May ’68 arrives in Austria
After having changed the world with its boundless creativity and inventions in the past few centuries, Europe seems in slumber today. "It is like a well-manicured garden, but where is life, the people, the energy...?" questioned a recent visitor seeped in the ancient tradition of the pull and push of Persian poetry and already missing the chaos and confusion of societies back home after an overnight stay here.
Together, we regretted that Europe did not treat the Palestine-Israeli conflict more urgently. Instead, the conflict is to perpetuate the illusion that this part of the world is a paradise of peace and the other a breeding ground for terrorism.
We talked about The Wet Man Does Not Fear the Rain, a new book by Olga Rodriguez, a 34-year-old Spanish journalist who feels that the European Union should find its own voice about the Palestine problem instead of just going along with decisions taken by the American government.
Desperately in search of even a little glimpse of what makes Europe continue to tick, we strolled into the Audimax auditorium at the main building of the Vienna University just outside the former walls of the imperial city. Hundreds of students took over the Audimax, the largest auditorium of the university, in October. Ever since the start of this academic year, Austrian students have organised themselves in an ongoing protest against overcrowding and under-funding of educational institutions here.

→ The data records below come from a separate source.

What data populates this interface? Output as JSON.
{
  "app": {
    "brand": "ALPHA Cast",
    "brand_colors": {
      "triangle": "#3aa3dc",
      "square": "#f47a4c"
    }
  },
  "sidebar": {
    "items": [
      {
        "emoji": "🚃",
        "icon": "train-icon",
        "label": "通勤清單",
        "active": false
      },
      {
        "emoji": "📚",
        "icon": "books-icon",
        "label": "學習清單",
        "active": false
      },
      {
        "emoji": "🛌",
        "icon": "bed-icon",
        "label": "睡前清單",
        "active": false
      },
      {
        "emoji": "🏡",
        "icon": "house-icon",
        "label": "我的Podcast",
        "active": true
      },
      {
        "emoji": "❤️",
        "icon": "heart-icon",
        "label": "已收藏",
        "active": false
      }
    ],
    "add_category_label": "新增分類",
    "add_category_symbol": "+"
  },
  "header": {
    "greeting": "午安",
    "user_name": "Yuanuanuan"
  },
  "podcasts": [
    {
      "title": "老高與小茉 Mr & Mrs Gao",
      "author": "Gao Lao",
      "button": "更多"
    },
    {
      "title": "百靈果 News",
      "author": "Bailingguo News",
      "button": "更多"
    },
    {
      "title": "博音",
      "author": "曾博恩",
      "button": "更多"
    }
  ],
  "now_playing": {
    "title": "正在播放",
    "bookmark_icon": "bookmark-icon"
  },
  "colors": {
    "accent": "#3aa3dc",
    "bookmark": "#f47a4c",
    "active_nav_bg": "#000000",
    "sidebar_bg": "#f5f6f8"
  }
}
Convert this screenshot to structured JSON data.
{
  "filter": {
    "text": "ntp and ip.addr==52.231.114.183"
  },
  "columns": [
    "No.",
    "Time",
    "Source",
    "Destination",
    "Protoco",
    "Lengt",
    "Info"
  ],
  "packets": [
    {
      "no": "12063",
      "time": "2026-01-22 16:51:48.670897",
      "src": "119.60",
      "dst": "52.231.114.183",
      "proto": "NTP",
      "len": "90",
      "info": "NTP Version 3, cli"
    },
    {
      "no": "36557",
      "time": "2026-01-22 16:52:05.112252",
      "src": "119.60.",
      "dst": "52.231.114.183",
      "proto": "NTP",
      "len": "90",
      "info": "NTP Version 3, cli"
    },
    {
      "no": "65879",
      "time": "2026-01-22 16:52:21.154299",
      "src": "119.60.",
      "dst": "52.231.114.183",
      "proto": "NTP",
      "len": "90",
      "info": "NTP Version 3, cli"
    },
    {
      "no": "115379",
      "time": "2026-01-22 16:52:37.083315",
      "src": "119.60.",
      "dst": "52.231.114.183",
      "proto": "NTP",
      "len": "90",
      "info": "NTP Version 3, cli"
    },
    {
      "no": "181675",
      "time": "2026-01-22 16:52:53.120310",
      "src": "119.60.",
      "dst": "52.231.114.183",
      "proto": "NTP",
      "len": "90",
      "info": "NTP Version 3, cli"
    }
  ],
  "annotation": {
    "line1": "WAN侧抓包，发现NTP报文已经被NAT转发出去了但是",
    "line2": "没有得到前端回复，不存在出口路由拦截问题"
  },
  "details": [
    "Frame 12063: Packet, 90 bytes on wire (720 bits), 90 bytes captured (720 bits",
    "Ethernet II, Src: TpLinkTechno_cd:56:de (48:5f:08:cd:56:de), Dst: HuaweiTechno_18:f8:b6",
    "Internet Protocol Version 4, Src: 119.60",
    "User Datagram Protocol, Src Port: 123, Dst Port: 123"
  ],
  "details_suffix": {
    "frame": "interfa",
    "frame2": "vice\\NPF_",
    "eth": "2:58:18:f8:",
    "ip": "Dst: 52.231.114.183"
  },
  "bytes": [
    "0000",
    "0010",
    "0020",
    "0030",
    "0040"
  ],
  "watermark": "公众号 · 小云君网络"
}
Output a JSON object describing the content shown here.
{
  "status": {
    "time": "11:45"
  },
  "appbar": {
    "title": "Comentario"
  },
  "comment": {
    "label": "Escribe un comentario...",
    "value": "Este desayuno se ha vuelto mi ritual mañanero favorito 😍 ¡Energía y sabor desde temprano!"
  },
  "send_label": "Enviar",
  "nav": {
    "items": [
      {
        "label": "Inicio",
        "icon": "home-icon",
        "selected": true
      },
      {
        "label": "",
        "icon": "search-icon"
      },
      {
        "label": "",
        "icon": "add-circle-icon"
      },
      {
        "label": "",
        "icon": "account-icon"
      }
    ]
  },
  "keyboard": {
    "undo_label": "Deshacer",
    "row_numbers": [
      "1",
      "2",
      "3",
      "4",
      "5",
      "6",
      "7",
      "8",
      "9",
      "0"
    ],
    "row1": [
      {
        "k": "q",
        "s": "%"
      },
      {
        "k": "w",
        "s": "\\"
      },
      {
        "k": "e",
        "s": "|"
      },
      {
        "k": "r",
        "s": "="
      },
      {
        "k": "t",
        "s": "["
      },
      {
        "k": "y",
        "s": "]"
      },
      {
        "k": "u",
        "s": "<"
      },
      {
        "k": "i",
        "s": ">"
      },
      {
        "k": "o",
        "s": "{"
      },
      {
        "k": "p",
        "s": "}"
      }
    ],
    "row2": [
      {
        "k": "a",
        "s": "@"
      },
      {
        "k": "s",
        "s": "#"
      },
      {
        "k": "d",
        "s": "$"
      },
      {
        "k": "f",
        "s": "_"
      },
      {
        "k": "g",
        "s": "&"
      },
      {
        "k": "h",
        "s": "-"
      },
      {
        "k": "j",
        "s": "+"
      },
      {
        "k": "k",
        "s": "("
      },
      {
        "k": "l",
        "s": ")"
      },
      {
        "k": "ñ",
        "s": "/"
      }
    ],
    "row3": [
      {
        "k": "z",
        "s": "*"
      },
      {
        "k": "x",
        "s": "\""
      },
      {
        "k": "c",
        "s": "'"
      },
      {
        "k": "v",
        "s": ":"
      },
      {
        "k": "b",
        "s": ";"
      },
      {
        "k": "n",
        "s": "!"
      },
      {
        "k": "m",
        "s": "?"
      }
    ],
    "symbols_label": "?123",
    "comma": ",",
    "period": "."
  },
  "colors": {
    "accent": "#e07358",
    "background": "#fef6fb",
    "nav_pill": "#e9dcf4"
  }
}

Born in the lap of plenty, the world view of most young people here comes across as depressingly sluggish during most conversations. Therefore, the present day ambience at the Vienna University is one of great excitement dampened only by those who rebuke students for the 'blockades'.
Citizens thoroughly spoilt by a mechanically well-organised society complain that students' demonstrations hold up traffic and take up parking place.
But what the hell!
Let the cry of well fed and grumpy oldies be happily drowned in the determination expressed by students to take the future in their own hand. As the student protest enters its third month, the abolishing of university fee tops the list of demands. The University on Fire is the title of the document that lists all the demands of the students. The Austrian Students Union argues that fees are a barrier for poor people to access higher education and create disparities in society. This is the also the point of view of Austria's Social Democratic Party. Fee was abolished last autumn only days before an early general election and every political party represented in Parliament voted for it except the conservative People's Party. The conservative politicians say that fees paid by students ensure quality standards.
The students retaliate that standards can be maintained at educational institutions by investing in hiring more teachers, in more and bigger classrooms instead. Students demand that higher education be available to people from all social groups and access to it must not depend on wealth.
The debate here is whether education is meant to prepare human beings only for the job market or is also meant to be a lesson in decent living. Many who missed the opportunity to reflect about social injustices when they were students in decades gone by are most supportive of the students today.
Social democrat Josef Cap said in a radio discussion that the students are making society aware of a very bad situation and it is the right of the students to do so. And there is more good news. Almost half of those interviewed by a recent opinion poll support the student protest. Forty-two per cent say that the student protest is justified. In the poll, only 22 per cent said graduates of universities or other institutions of higher education had a fair chance of finding suitable jobs, while 61 per cent said they had little chance of doing so.
Businessmen, professors, journalists and politicians in 75 interviews said that they saw parallels between protests in the 1960s and current student unrest. Almost 91 per cent of experts said that students required better education to soothe their anxiety about the future, and 84 per cent said that student protests are a fair way to fight for new educational goals.
What is appalling is that too little from the national budget is spent on education. Thomas Wallerberger from the Austrian Student's Union has already said that the students have had enough and are determined to change the 'catastrophic' circumstances at Austrian universities.
As we walked away from the Audimax auditorium, I saw that my friend was at last happy to be in Vienna.